Public Humiliation In A Relationship: Why You Should Never Let It Slide

Do you recall that time when you and your partner were at a restaurant enjoying a meal with mutual friends? Everything was going fine until your partner decided to bring up a particularly humiliating story of yours and broadcast it to the entire table. Everyone laughed (including your partner) and you were left red-faced and hurt, wondering why your significant other would do such a thing. 

Public humiliation is an all too common trait in romantic relationships and partners at the receiving end of the embarrassment often don't even realize that they're being subject to a habit that can easily become one of the biggest dealbreakers in relationships. It can be especially hard if you're an introvert or someone who's afraid to confront your spouse for fear of conflict. 
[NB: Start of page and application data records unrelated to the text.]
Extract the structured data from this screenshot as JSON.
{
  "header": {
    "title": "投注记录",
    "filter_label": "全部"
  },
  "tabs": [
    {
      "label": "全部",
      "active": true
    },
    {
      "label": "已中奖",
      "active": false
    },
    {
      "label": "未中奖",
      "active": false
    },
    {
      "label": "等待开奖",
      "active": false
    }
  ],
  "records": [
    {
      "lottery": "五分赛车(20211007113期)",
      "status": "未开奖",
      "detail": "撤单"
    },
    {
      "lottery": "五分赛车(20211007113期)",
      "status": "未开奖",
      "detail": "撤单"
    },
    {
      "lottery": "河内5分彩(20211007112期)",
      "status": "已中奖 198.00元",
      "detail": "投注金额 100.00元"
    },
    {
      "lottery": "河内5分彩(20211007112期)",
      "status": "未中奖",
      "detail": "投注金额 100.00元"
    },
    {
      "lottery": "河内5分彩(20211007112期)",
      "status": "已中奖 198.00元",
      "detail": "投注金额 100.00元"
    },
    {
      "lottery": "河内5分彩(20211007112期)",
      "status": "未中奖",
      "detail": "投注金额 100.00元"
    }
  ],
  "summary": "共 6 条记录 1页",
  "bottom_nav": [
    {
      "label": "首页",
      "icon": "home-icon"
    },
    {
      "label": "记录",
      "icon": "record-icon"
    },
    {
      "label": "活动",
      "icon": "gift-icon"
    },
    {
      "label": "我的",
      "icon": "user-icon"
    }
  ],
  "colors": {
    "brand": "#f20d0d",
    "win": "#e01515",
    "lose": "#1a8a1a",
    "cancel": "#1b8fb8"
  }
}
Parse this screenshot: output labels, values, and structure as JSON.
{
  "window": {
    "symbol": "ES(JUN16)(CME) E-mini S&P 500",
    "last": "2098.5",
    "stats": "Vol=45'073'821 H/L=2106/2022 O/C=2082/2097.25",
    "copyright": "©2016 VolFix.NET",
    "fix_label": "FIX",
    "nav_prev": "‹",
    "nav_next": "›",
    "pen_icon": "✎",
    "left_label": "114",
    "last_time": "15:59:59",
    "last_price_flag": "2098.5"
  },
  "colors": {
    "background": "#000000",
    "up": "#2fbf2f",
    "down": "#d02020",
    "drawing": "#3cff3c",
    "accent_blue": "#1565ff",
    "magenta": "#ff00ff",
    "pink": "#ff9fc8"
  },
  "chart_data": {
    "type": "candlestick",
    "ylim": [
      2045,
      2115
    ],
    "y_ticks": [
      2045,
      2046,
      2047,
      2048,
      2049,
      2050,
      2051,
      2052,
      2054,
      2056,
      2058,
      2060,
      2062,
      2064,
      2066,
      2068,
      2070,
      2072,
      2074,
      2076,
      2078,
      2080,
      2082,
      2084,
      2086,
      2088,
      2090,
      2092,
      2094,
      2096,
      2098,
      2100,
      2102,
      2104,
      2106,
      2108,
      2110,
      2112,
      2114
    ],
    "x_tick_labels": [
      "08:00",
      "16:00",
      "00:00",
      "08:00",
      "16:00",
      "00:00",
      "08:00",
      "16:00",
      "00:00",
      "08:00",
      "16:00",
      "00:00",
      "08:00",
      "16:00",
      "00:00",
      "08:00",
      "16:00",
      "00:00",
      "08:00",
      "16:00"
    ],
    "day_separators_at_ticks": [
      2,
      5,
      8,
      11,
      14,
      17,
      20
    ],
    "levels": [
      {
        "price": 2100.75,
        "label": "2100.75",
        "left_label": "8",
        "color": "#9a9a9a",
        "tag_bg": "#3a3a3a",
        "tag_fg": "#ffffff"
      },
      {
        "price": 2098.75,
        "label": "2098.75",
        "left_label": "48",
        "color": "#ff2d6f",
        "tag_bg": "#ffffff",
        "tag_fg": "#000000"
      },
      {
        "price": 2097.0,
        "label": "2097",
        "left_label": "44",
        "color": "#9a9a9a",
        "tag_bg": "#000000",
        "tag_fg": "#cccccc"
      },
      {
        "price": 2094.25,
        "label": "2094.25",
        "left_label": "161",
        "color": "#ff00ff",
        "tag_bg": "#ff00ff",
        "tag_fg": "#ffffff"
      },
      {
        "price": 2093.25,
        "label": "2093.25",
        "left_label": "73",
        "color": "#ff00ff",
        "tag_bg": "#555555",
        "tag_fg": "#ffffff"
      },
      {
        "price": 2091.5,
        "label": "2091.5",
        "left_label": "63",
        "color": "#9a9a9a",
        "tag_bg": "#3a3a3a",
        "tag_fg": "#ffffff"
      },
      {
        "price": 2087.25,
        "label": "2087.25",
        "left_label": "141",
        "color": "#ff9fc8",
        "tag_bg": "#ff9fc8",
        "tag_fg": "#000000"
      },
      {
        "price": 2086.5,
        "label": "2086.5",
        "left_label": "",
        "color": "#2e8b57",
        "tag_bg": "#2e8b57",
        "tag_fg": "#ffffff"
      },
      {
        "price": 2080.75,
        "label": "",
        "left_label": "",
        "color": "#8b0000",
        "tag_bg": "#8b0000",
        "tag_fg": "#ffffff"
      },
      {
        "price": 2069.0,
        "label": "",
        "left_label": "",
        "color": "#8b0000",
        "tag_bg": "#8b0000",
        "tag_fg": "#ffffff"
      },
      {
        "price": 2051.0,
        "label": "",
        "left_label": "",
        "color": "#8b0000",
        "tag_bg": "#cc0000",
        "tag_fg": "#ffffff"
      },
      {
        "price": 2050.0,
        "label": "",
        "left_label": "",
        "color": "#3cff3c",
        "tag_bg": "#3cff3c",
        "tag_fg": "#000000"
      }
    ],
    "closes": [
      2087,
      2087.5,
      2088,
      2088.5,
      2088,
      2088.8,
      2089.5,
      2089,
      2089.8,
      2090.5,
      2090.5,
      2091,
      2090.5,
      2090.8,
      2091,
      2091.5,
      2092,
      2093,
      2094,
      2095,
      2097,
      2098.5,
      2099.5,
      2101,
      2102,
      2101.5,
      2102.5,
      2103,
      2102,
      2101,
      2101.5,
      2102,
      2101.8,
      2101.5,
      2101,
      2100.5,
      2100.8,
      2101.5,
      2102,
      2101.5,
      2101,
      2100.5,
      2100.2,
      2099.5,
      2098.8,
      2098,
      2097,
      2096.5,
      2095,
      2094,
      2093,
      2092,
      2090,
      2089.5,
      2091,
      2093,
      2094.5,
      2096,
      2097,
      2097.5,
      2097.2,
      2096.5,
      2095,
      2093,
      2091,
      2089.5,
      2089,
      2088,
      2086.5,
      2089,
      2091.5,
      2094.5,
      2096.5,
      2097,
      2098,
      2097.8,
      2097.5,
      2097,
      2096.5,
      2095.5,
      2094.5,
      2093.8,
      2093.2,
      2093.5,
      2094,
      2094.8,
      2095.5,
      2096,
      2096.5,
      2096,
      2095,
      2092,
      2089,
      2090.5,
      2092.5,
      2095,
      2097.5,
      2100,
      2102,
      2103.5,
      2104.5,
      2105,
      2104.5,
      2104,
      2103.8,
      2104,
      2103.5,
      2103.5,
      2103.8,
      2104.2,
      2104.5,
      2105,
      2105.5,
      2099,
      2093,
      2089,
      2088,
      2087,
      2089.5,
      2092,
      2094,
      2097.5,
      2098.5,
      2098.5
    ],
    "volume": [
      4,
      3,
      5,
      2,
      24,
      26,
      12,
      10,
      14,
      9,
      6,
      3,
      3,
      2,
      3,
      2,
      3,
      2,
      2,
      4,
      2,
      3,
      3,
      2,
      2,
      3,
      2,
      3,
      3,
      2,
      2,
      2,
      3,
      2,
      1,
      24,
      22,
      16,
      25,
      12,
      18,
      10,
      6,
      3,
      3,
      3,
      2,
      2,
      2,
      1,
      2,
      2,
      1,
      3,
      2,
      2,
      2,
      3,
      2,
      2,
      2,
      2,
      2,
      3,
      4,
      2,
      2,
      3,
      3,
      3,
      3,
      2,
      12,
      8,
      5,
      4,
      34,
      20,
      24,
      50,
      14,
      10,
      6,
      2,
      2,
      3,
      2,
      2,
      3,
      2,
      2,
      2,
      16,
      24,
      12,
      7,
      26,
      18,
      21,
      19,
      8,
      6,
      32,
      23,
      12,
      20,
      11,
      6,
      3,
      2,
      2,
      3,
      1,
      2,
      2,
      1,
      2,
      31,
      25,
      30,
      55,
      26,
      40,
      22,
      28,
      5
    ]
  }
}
But, according to relationship expert and family therapist Jennifer Kelman speaking to Best Life, letting your partner humiliate you in front of others is a big no. Whether the humiliation is done by sharing personal stories about you that you told your partner in confidence or making you feel ashamed of the way you look and dress in public, it is not something you should let slide. Here's why.

Public humiliation is a sign of disrespect

While a healthy amount of playful banter between the two of you could be chalked up to being normal in any relationship, consistently humiliating you in public is never a good thing. In fact, it can be a sign of controlling and emotionally abusive behavior. Jennifer Kelman told Best Life that your partner could be engaging in an "aggressive act" that is tailored to make them look good in the eyes of the people around you. If this is something you've lived with for years, it might be hard for you to notice the signs. Oftentimes, the humiliation can also be subtle.   

Relationships require a foundation of trust and respect and public humiliation goes against both of those values. You want your partner to be your teammate in life, someone who holds you up and empowers you to be your best self, not someone who says and does derogatory or insulting things to you in front of others. 

If you find yourself in a situation where going out with friends has become a stress factor because of how bad your partner makes you feel in front of others, then it's time to fix the problem. Here are some ways to tackle it. 

Check in with yourself and your partner and call them out

There could be many reasons why your partner chose to tell those at the dinner table about the time you tripped and fell into a pool at a kids' birthday party. They could have made a genuine mistake. Perhaps they like being the life of the party and enjoy making people laugh and told the story in an attempt to get attention. Or it might be one of a series of comments on the part of your spouse to deliberately disrespect you in public. You won't know unless you ask them. Confronting your partner in situations like these is a healthy relationship habit that most people think is toxic. 

Before doing so, however, psychotherapist and relationship expert Mary Jo Rapini advised that you check in with yourself. This is especially true for those who are shy or unassertive in nature. "Get clear about what it felt like for you. Write it down and go through it in your mind," she suggested in a YouTube video. Validating your own emotions surrounding the incident/s is an important first step. Once you've done that, communicate honestly with your significant other about how hurt or angry you are. Rapini encouraged using your words instead of resorting to passive-aggressive behavior. 

Telling them it's okay, if and when they do apologize, is also something you should never do, according to the psychotherapist. Instead, accept their apology and work on forgiving them if they're being genuine.